However, there was still some hope for NRG as they defeated eUnited in the wildcard match, which earned the team entry to the SMITE Masters event. In the initial phases of the Masters LAN, NRG took down the Australian team Dire Wolves during placements and found themselves pitted once more against Obey Alliance during the quarterfinals. Though the NRG boys put up a good fight, the third time was the charm for Obey — and they took the set with a 2-1 victory that left NRG down and out.

During the Summer Split of S4, NRG took another third-place finish in the online stage with a 10-4 record, and got knocked out early from another LAN — this time at the SMITE Masters event at Dreamhack Valencia. After barely beating Trifecta 2-1, they lost to eventual LAN winners Team Dignitas without picking up a single game. It wasn’t a great performance from NRG, and things were about to get worse.

The lows just kept getting lower as NRG transitioned into the Fall Split, as they ended the online phase with their worst record to date: 6-8. The team had to battle their way through the Gauntlet if they wanted to make Super Regionals and have any shot at qualifying for worlds. This all-important Gauntlet had a big surprise in store for NRG’s first set versus The Papis. Much to everyone’s surprise — especially NRG themselves — this relatively new EU team won the first game of their Bo3 match. But NRG wasn’t about to let that fly. They got mad, buckled down, and bounced back to win the next two games of the set so they could advance to the next round.

Their opponents in that next round, Valance Squad, caught the brunt of NRG’s rage and paid the price dearly. Valance came into the set cold, while NRG was hot with anger and disgust at the position they’d gotten themselves into. Dropping a game to a team like The Papis was all it took to make the boys see red. Winning the first game in just 17 minutes and the second in just 25 minutes, NRG stormed the European Gauntlet to await their chance at qualifying for HRX through Group Play at Super Regionals 2017.


Where NRG is Now


Some teams are downright LANimals — meaning they have a better win percentage in an offline event than they do in online competition. And NRG is perhaps the fiercest LANimal of them all. Just when it seemed like the team had hit their lowest point in the most important split of their careers, NRG proceeded to make it back to the top. They went undefeated in the Group Play stages at Super Regionals after defeating Noble Esports, Team Dignitas, Trifecta, Spacestation Gaming, and Elevate in spectacular fashion.

Looking ahead to the SMITE World Championship at HRX 2018, some might not consider NRG to be one of the top-tier competitors given their drastic decline in performance at the beginning of the Fall Split and the replacement of solo laner Dimi with ManiaKK. But before you write off this EU squad as being middle-of-the-pack, consider these facts:
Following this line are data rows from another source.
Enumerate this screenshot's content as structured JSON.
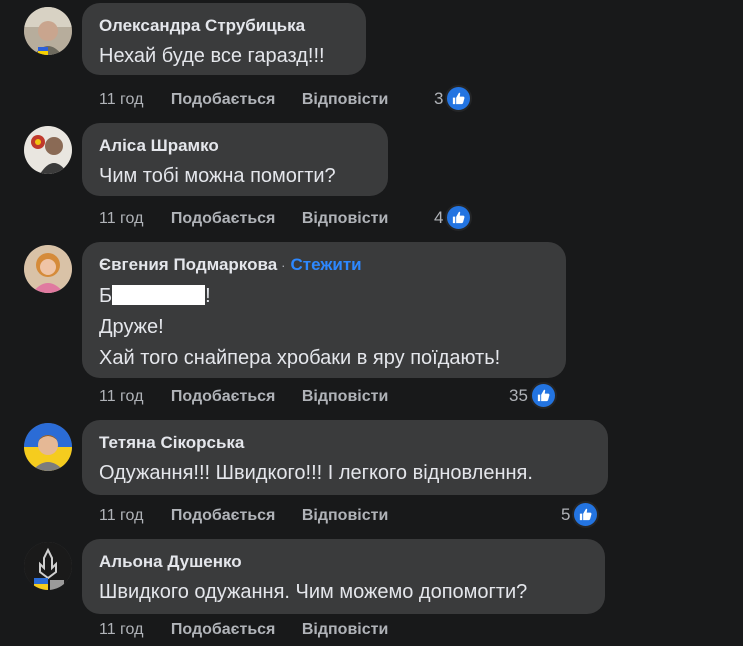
{
  "comments": [
    {
      "author": "Олександра Струбицька",
      "text_lines": [
        "Нехай буде все гаразд!!!"
      ],
      "time": "11 год",
      "like_label": "Подобається",
      "reply_label": "Відповісти",
      "reaction_count": "3"
    },
    {
      "author": "Аліса Шрамко",
      "text_lines": [
        "Чим тобі можна помогти?"
      ],
      "time": "11 год",
      "like_label": "Подобається",
      "reply_label": "Відповісти",
      "reaction_count": "4"
    },
    {
      "author": "Євгения Подмаркова",
      "follow_label": "Стежити",
      "text_prefix": "Б",
      "text_suffix": "!",
      "text_lines": [
        "Друже!",
        "Хай того снайпера хробаки в яру поїдають!"
      ],
      "time": "11 год",
      "like_label": "Подобається",
      "reply_label": "Відповісти",
      "reaction_count": "35"
    },
    {
      "author": "Тетяна Сікорська",
      "text_lines": [
        "Одужання!!! Швидкого!!! І легкого відновлення."
      ],
      "time": "11 год",
      "like_label": "Подобається",
      "reply_label": "Відповісти",
      "reaction_count": "5"
    },
    {
      "author": "Альона Душенко",
      "text_lines": [
        "Швидкого одужання. Чим можемо допомогти?"
      ],
      "time": "11 год",
      "like_label": "Подобається",
      "reply_label": "Відповісти"
    }
  ],
  "colors": {
    "background": "#18191a",
    "bubble": "#3a3b3c",
    "text": "#e4e6eb",
    "secondary": "#b0b3b8",
    "link": "#2d88ff",
    "like": "#2374e1"
  }
}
  • Four out of five NRG players have won the last two SMITE World Championship.
  • The four core members of the team have played together since March 2015, and Dimi was only replaced after the SMITE Masters at Dreamhack Valencia.
  • NRG has a 76.4% LAN win rate and a 78.5% online win rate (which was 81.6% before the S4 Fall Split)
  • Going into SWC 2017, NRG was on a 17-game win streak at LANs. Going into HRX 2018, the team is on a 5-game win streak from Super Regionals group play.

Though the facts prove that NRG is surely a force to be reckoned with, there’s no guarantee that the team will win a third SMITE World Championship. But if we were the betting type and wanted to generate odds, NRG would still be a clear-cut favorite of ours. All eyes will be on this defending team during the 2018 World Championship, and everyone from the analysts to the competition will be dissecting the team’s performance under a microscope. One thing’s for sure, though — NRG fans will be on the edge of their seats and cheering the boys on as they try to make their World Championship repeat a threepeat!